Second, the United States and its western allies have been reassessing their own positions in light of the threat posed by the Islamic State (ISIS or IS) and its ability to dominate the headlines with its gruesome executions. Not only is Assad undergoing a kind of international rehabilitation—on February 13, the UN and Arab League Envoy to Syria Steffan de Mistura said that Assad should be considered “part of the solution in Syria”—but the Obama administration also appears determined to reach an agreement on Iran’s nuclear program not only as an end in itself, but also to advance cooperation in a common effort to defeat IS in the Levant. In that context, Israel’s de facto support for al-Nusra—as well as its efforts to sabotage the nuclear negotiations and thus frustrate prospects for regional cooperation against Sunni jihadists—is increasingly unappreciated, certainly in Washington and other western capitals.

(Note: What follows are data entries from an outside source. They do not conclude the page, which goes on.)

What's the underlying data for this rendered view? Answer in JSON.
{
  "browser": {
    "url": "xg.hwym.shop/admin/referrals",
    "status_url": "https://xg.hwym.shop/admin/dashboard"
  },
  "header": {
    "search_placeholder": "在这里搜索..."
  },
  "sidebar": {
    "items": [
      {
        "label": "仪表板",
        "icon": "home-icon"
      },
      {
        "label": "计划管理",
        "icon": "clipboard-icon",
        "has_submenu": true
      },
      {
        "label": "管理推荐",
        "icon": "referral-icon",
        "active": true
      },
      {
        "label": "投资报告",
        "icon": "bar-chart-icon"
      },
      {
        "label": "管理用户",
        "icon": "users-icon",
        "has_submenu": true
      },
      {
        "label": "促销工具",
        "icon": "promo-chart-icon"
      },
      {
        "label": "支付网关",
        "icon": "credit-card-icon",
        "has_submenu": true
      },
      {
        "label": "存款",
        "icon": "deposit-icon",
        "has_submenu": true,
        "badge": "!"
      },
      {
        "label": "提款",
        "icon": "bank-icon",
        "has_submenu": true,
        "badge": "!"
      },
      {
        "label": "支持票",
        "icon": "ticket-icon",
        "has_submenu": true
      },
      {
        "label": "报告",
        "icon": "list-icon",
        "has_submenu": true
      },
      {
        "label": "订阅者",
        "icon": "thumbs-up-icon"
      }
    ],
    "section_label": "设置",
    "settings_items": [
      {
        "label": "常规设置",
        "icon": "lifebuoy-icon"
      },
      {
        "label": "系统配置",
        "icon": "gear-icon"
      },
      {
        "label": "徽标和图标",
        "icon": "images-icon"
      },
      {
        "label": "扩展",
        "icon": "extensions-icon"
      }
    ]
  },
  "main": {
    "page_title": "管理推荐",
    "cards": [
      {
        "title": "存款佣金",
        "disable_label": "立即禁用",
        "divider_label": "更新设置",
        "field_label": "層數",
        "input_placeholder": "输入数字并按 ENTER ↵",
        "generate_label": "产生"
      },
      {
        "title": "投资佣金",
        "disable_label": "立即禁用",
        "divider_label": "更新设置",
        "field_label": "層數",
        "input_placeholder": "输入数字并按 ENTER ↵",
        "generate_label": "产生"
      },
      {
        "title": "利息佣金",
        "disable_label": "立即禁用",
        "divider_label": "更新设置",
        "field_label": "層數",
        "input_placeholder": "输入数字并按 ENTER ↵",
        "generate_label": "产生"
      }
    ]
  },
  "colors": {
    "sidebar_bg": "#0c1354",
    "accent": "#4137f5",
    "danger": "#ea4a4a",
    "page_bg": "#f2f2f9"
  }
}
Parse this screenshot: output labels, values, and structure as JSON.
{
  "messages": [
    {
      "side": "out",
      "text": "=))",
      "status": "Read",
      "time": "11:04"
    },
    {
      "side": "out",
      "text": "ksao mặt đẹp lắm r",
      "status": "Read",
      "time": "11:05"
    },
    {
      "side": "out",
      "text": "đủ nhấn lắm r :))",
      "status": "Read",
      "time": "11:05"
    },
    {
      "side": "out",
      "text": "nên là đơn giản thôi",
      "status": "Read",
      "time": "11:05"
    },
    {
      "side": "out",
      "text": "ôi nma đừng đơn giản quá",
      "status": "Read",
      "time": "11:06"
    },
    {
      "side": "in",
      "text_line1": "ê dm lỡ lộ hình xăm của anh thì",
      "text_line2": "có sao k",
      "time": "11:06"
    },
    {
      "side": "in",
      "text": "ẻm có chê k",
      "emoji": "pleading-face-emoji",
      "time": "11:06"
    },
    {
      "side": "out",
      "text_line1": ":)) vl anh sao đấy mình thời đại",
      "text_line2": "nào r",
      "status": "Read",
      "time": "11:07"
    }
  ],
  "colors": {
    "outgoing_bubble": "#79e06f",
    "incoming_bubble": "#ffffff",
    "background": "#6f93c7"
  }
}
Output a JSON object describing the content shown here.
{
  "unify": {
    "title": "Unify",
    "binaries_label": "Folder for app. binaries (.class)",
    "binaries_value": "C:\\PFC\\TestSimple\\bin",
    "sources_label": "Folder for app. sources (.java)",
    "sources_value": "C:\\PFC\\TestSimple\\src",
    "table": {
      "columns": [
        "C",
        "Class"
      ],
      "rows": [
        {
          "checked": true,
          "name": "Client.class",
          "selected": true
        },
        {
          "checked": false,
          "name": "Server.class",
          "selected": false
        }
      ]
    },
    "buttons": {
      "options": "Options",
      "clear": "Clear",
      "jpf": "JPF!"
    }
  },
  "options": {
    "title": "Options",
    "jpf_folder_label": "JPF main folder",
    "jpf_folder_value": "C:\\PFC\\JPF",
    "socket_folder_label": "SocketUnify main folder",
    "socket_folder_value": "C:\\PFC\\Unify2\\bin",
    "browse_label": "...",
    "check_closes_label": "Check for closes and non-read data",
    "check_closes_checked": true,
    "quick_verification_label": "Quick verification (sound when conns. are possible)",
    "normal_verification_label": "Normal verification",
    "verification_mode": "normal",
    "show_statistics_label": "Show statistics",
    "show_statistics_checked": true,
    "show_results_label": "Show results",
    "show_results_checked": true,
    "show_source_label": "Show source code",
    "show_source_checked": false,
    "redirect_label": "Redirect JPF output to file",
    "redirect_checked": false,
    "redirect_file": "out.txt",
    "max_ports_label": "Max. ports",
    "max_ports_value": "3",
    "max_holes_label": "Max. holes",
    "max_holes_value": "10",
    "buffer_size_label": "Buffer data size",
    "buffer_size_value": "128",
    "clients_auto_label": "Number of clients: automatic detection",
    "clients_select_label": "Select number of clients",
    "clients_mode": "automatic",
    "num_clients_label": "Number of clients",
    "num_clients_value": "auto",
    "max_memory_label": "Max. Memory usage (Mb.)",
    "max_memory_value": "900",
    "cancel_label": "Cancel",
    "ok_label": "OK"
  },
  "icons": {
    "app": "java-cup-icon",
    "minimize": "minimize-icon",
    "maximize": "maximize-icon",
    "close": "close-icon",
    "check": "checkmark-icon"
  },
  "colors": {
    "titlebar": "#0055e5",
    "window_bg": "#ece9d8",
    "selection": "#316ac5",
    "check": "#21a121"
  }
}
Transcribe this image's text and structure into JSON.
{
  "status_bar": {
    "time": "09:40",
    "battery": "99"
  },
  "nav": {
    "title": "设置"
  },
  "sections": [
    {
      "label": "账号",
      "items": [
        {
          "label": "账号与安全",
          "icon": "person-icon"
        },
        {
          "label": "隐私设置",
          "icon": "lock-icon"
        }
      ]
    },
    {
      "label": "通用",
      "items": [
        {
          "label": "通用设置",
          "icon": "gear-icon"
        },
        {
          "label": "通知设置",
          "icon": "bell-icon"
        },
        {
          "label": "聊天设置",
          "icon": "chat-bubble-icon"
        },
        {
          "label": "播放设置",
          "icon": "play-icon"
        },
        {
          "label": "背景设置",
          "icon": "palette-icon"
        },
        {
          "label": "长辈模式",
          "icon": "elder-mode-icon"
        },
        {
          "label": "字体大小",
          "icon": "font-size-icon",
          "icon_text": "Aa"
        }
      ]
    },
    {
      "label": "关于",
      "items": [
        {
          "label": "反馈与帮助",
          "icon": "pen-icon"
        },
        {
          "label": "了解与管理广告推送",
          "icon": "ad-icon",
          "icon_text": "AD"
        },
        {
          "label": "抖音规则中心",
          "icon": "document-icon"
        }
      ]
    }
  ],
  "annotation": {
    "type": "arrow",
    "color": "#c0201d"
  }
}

Perhaps there will be an operation targeted exclusively against Hezbollah and IRL? But that would risk putting Israel’s settlements in the Golan, not to mention northern Galilee as in 2006, under IRL’s rocket fire. And looking back at what happened last month when IRL responded to the Israeli army attack against its convoy, it appears that Israel would prefer to avoid this scenario in any case.
And we should not forget that Israel is in the middle of an election campaign. The risks of a war whose trajectory might not turn out the way Netanyahu and his national-security advisers anticipate are very real, as we also saw in 2006. The political costs may be exorbitant as they were for Netanyahu’s predecessor, Ehud Olmert.
In other words, Israel indeed finds itself in a difficult position. But, as noted above, it need not despair. In reality, its Iranian-Hezbollah foes have no more desire to attack Israel than the Assad regime has. The way IRL responded to the Jan 18 attack on its forces—by limiting its response to the traditional Shebaa Farms battleground—illustrates the point. If Israel doesn’t want to see rockets rain down on either the Galilee or the Golan, IRL is not in the mood for undergoing a new round of large-scale violence in which Lebanon pays the bill. As for Iran, despite official rhetoric that is less than friendly towards Israel to say the least, it too has no reason to engage it in a war. Not only would Tehran’s war aims prove difficult to define, but a war would necessarily threaten its two top priorities—defending Assad in Syria and concluding a nuclear deal that would lift international sanctions against it.
In the end, the possibility and duration of the deployment of IRL/Iranian forces along the Golan has, for now, more to do with the effort to defeat al-Nusra and allied forces in the region than with preparing for the next regional war with Israel. Of course, it may indeed give them an edge in the psychological war waged against the Jewish state, which may now have to learn to live with Hezbollah on its eastern frontier as well as its northern border.
Photo: Israeli soldiers at the Quneitra Overlook on the Golan Heights